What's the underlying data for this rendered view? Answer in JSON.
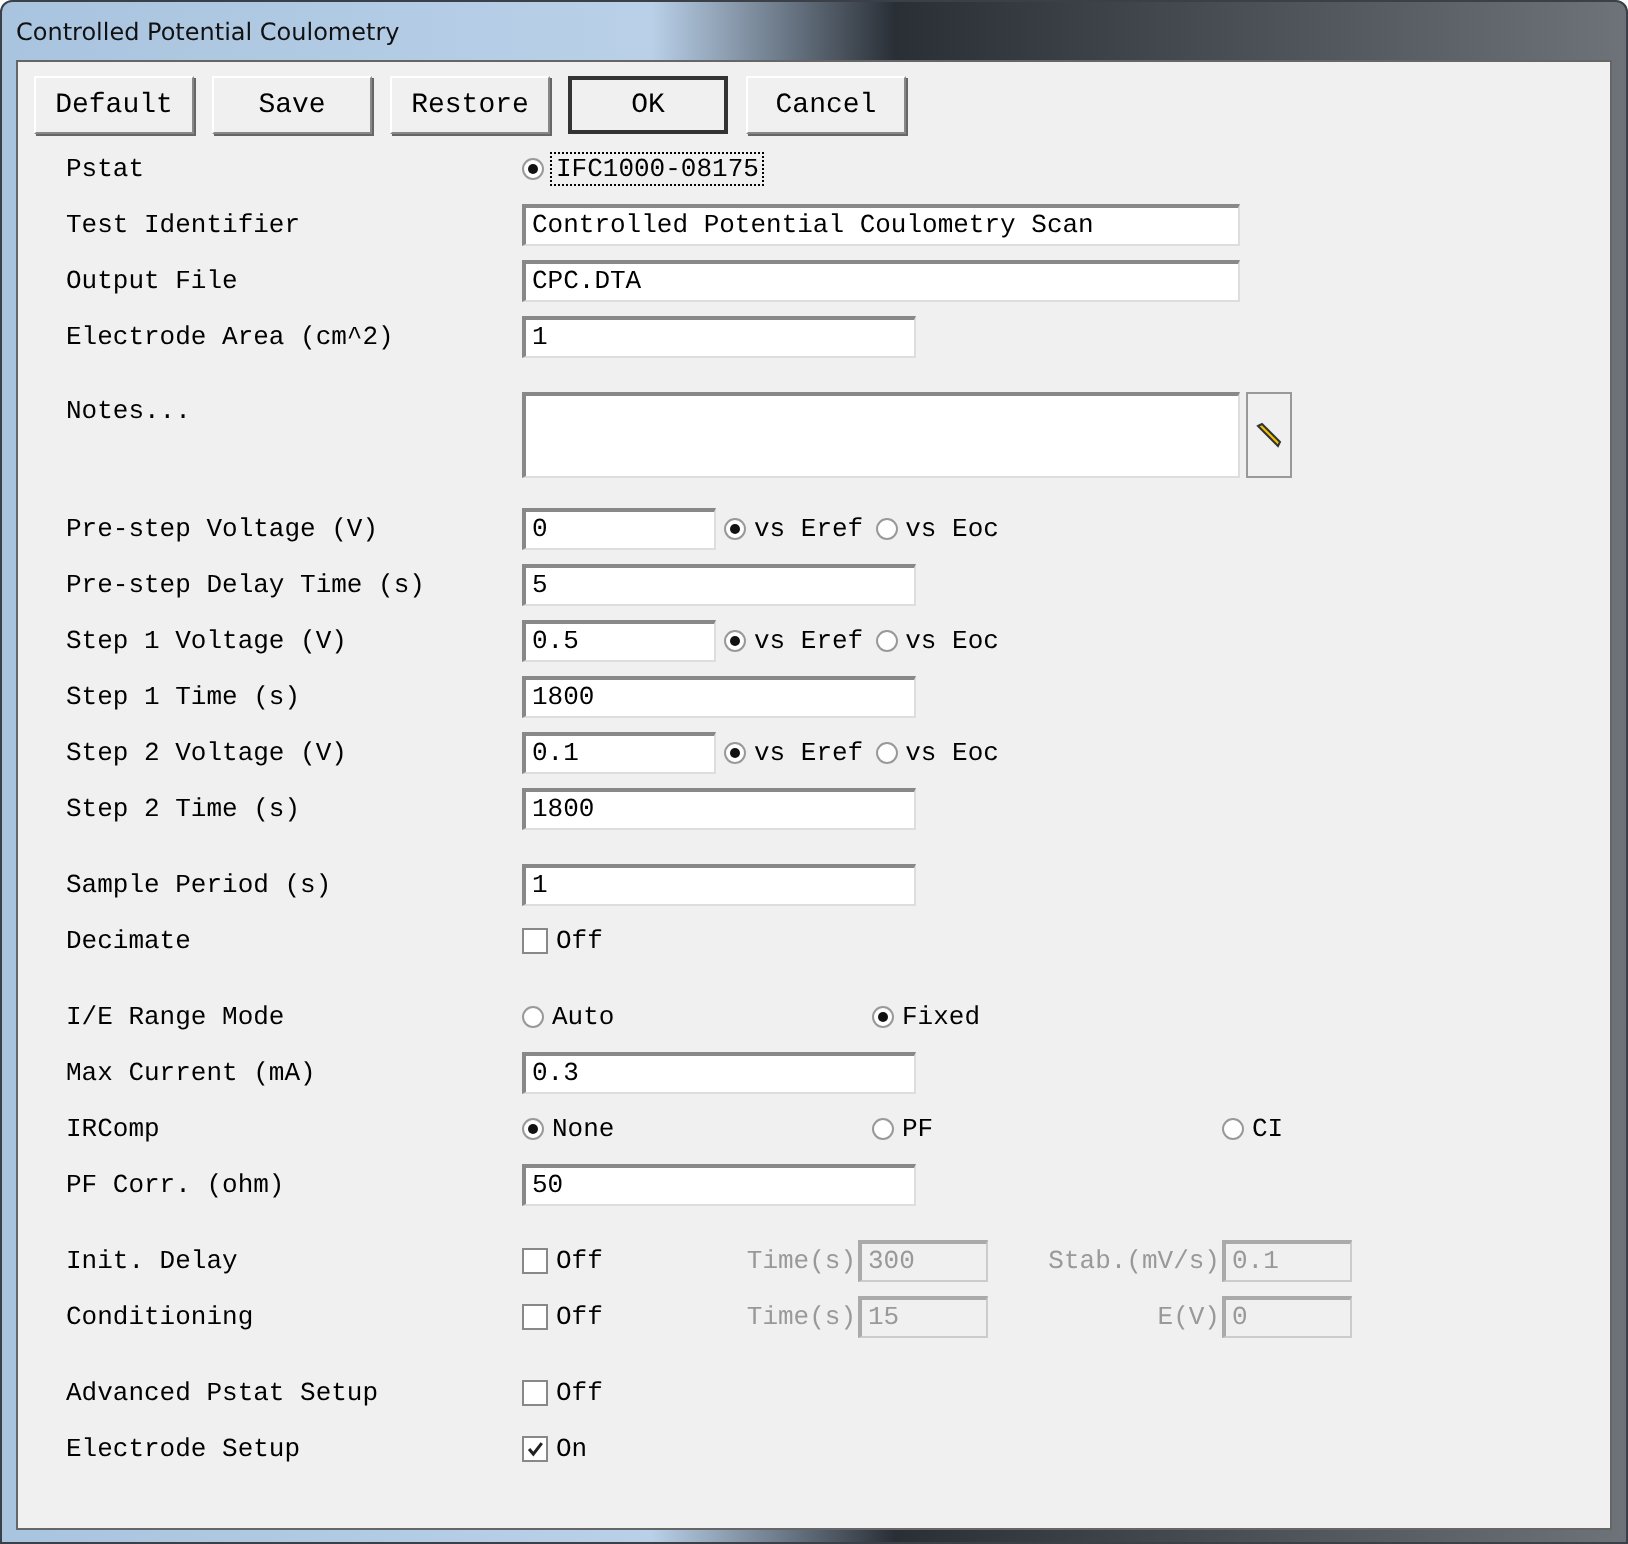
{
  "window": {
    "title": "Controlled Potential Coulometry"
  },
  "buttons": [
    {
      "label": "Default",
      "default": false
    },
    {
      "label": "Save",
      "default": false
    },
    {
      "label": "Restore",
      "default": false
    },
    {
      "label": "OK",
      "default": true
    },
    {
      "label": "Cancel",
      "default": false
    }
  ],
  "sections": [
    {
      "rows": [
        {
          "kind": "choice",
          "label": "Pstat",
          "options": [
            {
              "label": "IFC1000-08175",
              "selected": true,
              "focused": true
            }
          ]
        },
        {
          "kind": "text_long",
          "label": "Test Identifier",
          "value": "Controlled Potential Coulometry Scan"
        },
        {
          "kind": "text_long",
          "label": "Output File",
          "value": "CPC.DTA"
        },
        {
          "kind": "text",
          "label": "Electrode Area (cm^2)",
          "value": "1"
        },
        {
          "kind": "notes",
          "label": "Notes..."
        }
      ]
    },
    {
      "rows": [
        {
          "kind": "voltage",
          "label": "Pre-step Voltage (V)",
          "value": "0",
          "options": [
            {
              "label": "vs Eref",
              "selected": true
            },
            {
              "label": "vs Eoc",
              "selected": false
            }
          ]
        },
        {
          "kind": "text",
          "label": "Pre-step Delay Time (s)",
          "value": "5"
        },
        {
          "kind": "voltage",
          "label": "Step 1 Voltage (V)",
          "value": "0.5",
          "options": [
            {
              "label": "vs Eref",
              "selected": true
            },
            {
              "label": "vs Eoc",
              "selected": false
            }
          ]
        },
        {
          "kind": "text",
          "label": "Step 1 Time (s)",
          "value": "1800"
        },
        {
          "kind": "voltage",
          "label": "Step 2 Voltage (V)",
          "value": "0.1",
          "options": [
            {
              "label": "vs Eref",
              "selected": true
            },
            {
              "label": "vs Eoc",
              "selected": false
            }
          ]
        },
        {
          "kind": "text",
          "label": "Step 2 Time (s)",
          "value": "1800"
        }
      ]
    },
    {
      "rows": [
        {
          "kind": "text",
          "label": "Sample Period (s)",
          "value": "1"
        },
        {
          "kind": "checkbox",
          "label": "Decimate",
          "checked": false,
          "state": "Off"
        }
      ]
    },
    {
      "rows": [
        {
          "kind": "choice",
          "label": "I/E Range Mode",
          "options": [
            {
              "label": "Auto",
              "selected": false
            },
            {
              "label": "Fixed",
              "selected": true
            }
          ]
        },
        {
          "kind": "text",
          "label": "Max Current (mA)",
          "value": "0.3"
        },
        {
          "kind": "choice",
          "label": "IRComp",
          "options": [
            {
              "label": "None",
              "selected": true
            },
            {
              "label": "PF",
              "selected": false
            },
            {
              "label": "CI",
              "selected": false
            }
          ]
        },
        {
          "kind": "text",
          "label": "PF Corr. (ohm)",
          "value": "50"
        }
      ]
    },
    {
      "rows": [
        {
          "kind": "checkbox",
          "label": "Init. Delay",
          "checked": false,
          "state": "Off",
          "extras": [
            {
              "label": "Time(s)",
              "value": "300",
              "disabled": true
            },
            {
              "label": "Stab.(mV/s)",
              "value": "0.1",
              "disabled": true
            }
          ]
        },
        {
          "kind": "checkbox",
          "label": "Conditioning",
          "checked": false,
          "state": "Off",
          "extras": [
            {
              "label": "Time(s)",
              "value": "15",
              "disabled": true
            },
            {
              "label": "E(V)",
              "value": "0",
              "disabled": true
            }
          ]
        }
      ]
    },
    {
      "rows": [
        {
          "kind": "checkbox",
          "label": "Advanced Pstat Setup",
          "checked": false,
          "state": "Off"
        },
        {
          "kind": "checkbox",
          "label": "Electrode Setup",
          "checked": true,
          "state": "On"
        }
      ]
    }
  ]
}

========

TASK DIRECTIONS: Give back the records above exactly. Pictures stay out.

ANSWER FOR THIS EXERCISE:
What's the underlying data for this rendered view? Answer in JSON.
{
  "window": {
    "title": "Controlled Potential Coulometry"
  },
  "buttons": [
    {
      "label": "Default",
      "default": false
    },
    {
      "label": "Save",
      "default": false
    },
    {
      "label": "Restore",
      "default": false
    },
    {
      "label": "OK",
      "default": true
    },
    {
      "label": "Cancel",
      "default": false
    }
  ],
  "sections": [
    {
      "rows": [
        {
          "kind": "choice",
          "label": "Pstat",
          "options": [
            {
              "label": "IFC1000-08175",
              "selected": true,
              "focused": true
            }
          ]
        },
        {
          "kind": "text_long",
          "label": "Test Identifier",
          "value": "Controlled Potential Coulometry Scan"
        },
        {
          "kind": "text_long",
          "label": "Output File",
          "value": "CPC.DTA"
        },
        {
          "kind": "text",
          "label": "Electrode Area (cm^2)",
          "value": "1"
        },
        {
          "kind": "notes",
          "label": "Notes..."
        }
      ]
    },
    {
      "rows": [
        {
          "kind": "voltage",
          "label": "Pre-step Voltage (V)",
          "value": "0",
          "options": [
            {
              "label": "vs Eref",
              "selected": true
            },
            {
              "label": "vs Eoc",
              "selected": false
            }
          ]
        },
        {
          "kind": "text",
          "label": "Pre-step Delay Time (s)",
          "value": "5"
        },
        {
          "kind": "voltage",
          "label": "Step 1 Voltage (V)",
          "value": "0.5",
          "options": [
            {
              "label": "vs Eref",
              "selected": true
            },
            {
              "label": "vs Eoc",
              "selected": false
            }
          ]
        },
        {
          "kind": "text",
          "label": "Step 1 Time (s)",
          "value": "1800"
        },
        {
          "kind": "voltage",
          "label": "Step 2 Voltage (V)",
          "value": "0.1",
          "options": [
            {
              "label": "vs Eref",
              "selected": true
            },
            {
              "label": "vs Eoc",
              "selected": false
            }
          ]
        },
        {
          "kind": "text",
          "label": "Step 2 Time (s)",
          "value": "1800"
        }
      ]
    },
    {
      "rows": [
        {
          "kind": "text",
          "label": "Sample Period (s)",
          "value": "1"
        },
        {
          "kind": "checkbox",
          "label": "Decimate",
          "checked": false,
          "state": "Off"
        }
      ]
    },
    {
      "rows": [
        {
          "kind": "choice",
          "label": "I/E Range Mode",
          "options": [
            {
              "label": "Auto",
              "selected": false
            },
            {
              "label": "Fixed",
              "selected": true
            }
          ]
        },
        {
          "kind": "text",
          "label": "Max Current (mA)",
          "value": "0.3"
        },
        {
          "kind": "choice",
          "label": "IRComp",
          "options": [
            {
              "label": "None",
              "selected": true
            },
            {
              "label": "PF",
              "selected": false
            },
            {
              "label": "CI",
              "selected": false
            }
          ]
        },
        {
          "kind": "text",
          "label": "PF Corr. (ohm)",
          "value": "50"
        }
      ]
    },
    {
      "rows": [
        {
          "kind": "checkbox",
          "label": "Init. Delay",
          "checked": false,
          "state": "Off",
          "extras": [
            {
              "label": "Time(s)",
              "value": "300",
              "disabled": true
            },
            {
              "label": "Stab.(mV/s)",
              "value": "0.1",
              "disabled": true
            }
          ]
        },
        {
          "kind": "checkbox",
          "label": "Conditioning",
          "checked": false,
          "state": "Off",
          "extras": [
            {
              "label": "Time(s)",
              "value": "15",
              "disabled": true
            },
            {
              "label": "E(V)",
              "value": "0",
              "disabled": true
            }
          ]
        }
      ]
    },
    {
      "rows": [
        {
          "kind": "checkbox",
          "label": "Advanced Pstat Setup",
          "checked": false,
          "state": "Off"
        },
        {
          "kind": "checkbox",
          "label": "Electrode Setup",
          "checked": true,
          "state": "On"
        }
      ]
    }
  ]
}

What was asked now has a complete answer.